Therapy Center of Buda treats anyone who has any kind of developmental issue. They have a huge range of patients. Pesina had trouble verbalizing, especially with people he doesn’t know. So of course, going in to this assignment, I knew not only would I be capturing photos of a child, but he would also be very very shy.
Whether she knew it or not, pediatric speech-language pathologist Amy Range (pictured above) did a great job helping me to photograph. She suggested we start in the therapy room, where Pesina could swing and play a bean bag game. I got down on my knees in a corner of the room and smiled at Pesina as I held up my camera. He smiled back and I knew I wouldn’t have any trouble taking his photo.

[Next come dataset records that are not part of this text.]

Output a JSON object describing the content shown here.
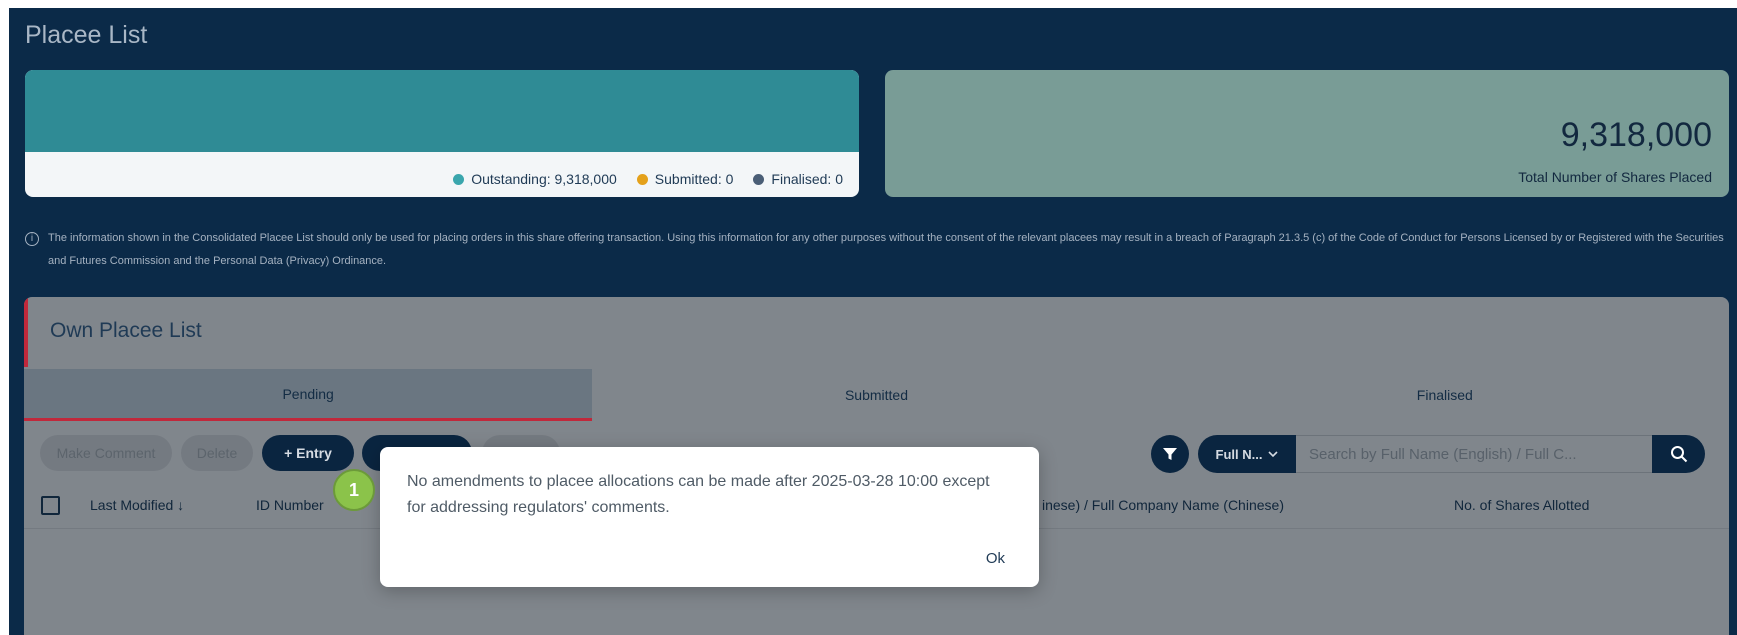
{
  "page": {
    "title": "Placee List"
  },
  "summary": {
    "legend": [
      {
        "label": "Outstanding: 9,318,000",
        "color": "#3aa6ad"
      },
      {
        "label": "Submitted: 0",
        "color": "#e4a11b"
      },
      {
        "label": "Finalised: 0",
        "color": "#4a5e76"
      }
    ],
    "total_number": "9,318,000",
    "total_caption": "Total Number of Shares Placed"
  },
  "notice": {
    "text": "The information shown in the Consolidated Placee List should only be used for placing orders in this share offering transaction. Using this information for any other purposes without the consent of the relevant placees may result in a breach of Paragraph 21.3.5 (c) of the Code of Conduct for Persons Licensed by or Registered with the Securities and Futures Commission and the Personal Data (Privacy) Ordinance."
  },
  "own_list": {
    "title": "Own Placee List",
    "tabs": [
      "Pending",
      "Submitted",
      "Finalised"
    ],
    "toolbar": {
      "make_comment": "Make Comment",
      "delete": "Delete",
      "entry": "+ Entry"
    },
    "search": {
      "field_select": "Full N...",
      "placeholder": "Search by Full Name (English) / Full C..."
    },
    "columns": {
      "last_modified": "Last Modified ↓",
      "id_number": "ID Number",
      "chinese_name": "inese) / Full Company Name (Chinese)",
      "shares_allotted": "No. of Shares Allotted"
    }
  },
  "dialog": {
    "message": "No amendments to placee allocations can be made after 2025-03-28 10:00 except for addressing regulators' comments.",
    "ok": "Ok"
  },
  "step_badge": "1",
  "colors": {
    "accent": "#c0283b",
    "navy": "#0b2a48"
  }
}
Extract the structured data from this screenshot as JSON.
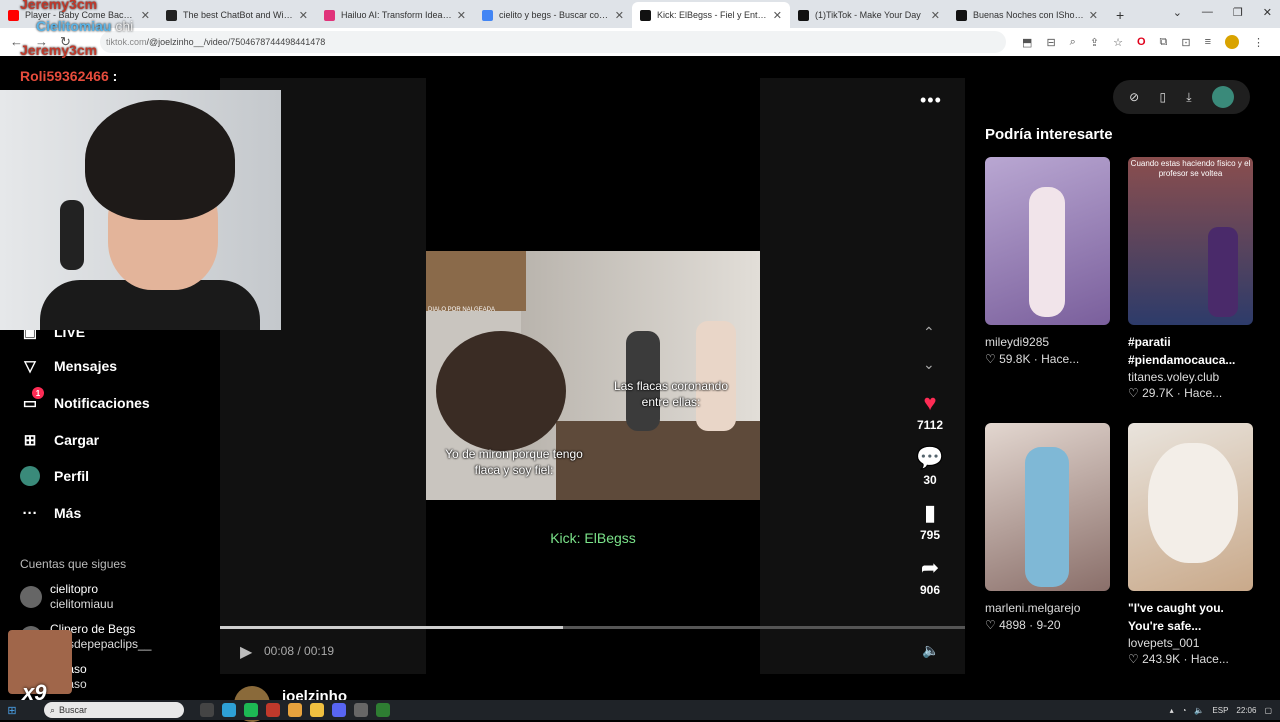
{
  "browser": {
    "tabs": [
      {
        "title": "Player - Baby Come Back - You",
        "color": "#ff0000",
        "active": false
      },
      {
        "title": "The best ChatBot and Widgets",
        "color": "#222222",
        "active": false
      },
      {
        "title": "Hailuo AI: Transform Idea to Vi",
        "color": "#e0337a",
        "active": false
      },
      {
        "title": "cielito y begs - Buscar con Goo",
        "color": "#4285f4",
        "active": false
      },
      {
        "title": "Kick: ElBegss - Fiel y Entretenid",
        "color": "#111111",
        "active": true
      },
      {
        "title": "(1)TikTok - Make Your Day",
        "color": "#111111",
        "active": false
      },
      {
        "title": "Buenas Noches con IShowSpee",
        "color": "#111111",
        "active": false
      }
    ],
    "url_prefix": "tiktok.com",
    "url_rest": "/@joelzinho__/video/7504678744498441478"
  },
  "sidebar": {
    "items": [
      {
        "label": "Mensajes",
        "icon": "paper-plane-icon",
        "glyph": "▽"
      },
      {
        "label": "Notificaciones",
        "icon": "inbox-icon",
        "glyph": "▭",
        "badge": "1"
      },
      {
        "label": "Cargar",
        "icon": "plus-square-icon",
        "glyph": "⊞"
      },
      {
        "label": "Perfil",
        "icon": "avatar-icon",
        "glyph": "●"
      },
      {
        "label": "Más",
        "icon": "more-dots-icon",
        "glyph": "···"
      }
    ],
    "partial_item": "LIVE",
    "following_title": "Cuentas que sigues",
    "following": [
      {
        "name": "cielitopro",
        "handle": "cielitomiauu"
      },
      {
        "name": "Clipero de Begs",
        "handle": "clipsdepepaclips__"
      },
      {
        "name": "robaso",
        "handle": "robaso"
      }
    ]
  },
  "video": {
    "top_note": "DIALO POR NALGEADA",
    "caption_top": "Las flacas coronando\nentre ellas:",
    "caption_bottom": "Yo de miron porque tengo\nflaca y soy fiel:",
    "below_caption": "Kick: ElBegss",
    "likes": "7112",
    "comments": "30",
    "saves": "795",
    "shares": "906",
    "time_current": "00:08",
    "time_total": "00:19",
    "progress_fraction": 0.46,
    "author": "joelzinho"
  },
  "recommendations": {
    "title": "Podría interesarte",
    "cards": [
      {
        "name": "mileydi9285",
        "likes": "59.8K",
        "date": "Hace...",
        "overlay": ""
      },
      {
        "name": "#paratii #piendamocauca...",
        "handle": "titanes.voley.club",
        "likes": "29.7K",
        "date": "Hace...",
        "overlay": "Cuando estas haciendo físico y el profesor se voltea"
      },
      {
        "name": "marleni.melgarejo",
        "likes": "4898",
        "date": "9-20",
        "overlay": ""
      },
      {
        "name": "\"I've caught you. You're safe...",
        "handle": "lovepets_001",
        "likes": "243.9K",
        "date": "Hace...",
        "overlay": ""
      }
    ]
  },
  "stream": {
    "chat": [
      {
        "user": "Jeremy3cm",
        "msg": "",
        "color": "#c0392b"
      },
      {
        "user": "Cielitomiau",
        "msg": "chi",
        "color": "#5bb4e6"
      },
      {
        "user": "Jeremy3cm",
        "msg": "",
        "color": "#c0392b"
      },
      {
        "user": "Roli59362466",
        "msg": ":",
        "color": "#e74c3c"
      }
    ],
    "multiplier": "x9"
  },
  "taskbar": {
    "search_placeholder": "Buscar",
    "lang": "ESP",
    "clock": "22:06"
  }
}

We stayed in the therapy room for a few minutes and then went to the office of occupational therapist, Marsha Walton. Pesina was assigned to draw a dragon on a piece of paper posted to the wall. This is a tricky situation for photographers too. It’s hard to see someone’s face when they’re facing the wall. I was able to capture a quick moment where Pesina made dragon noises with a face to match.
After a few minutes, I had my shot and I relaxed a little, turning to ask a question to the therapist. When I did, Pesina stopped what he was doing and looked at my camera. I saw him out of the corner of my eye and raised my camera back up to my face. He smiled big and went back to drawing. The therapist made the observation that Pesina liked it when I took his picture, which is rare.
I don’t know what I did that made Pesina feel comfortable in front of the camera. Maybe he was just having a good day, or maybe I just got lucky. But it was apparent he enjoyed himself when about 15 minutes in to the shoot his mother came to pick him up and I captured this moment between them.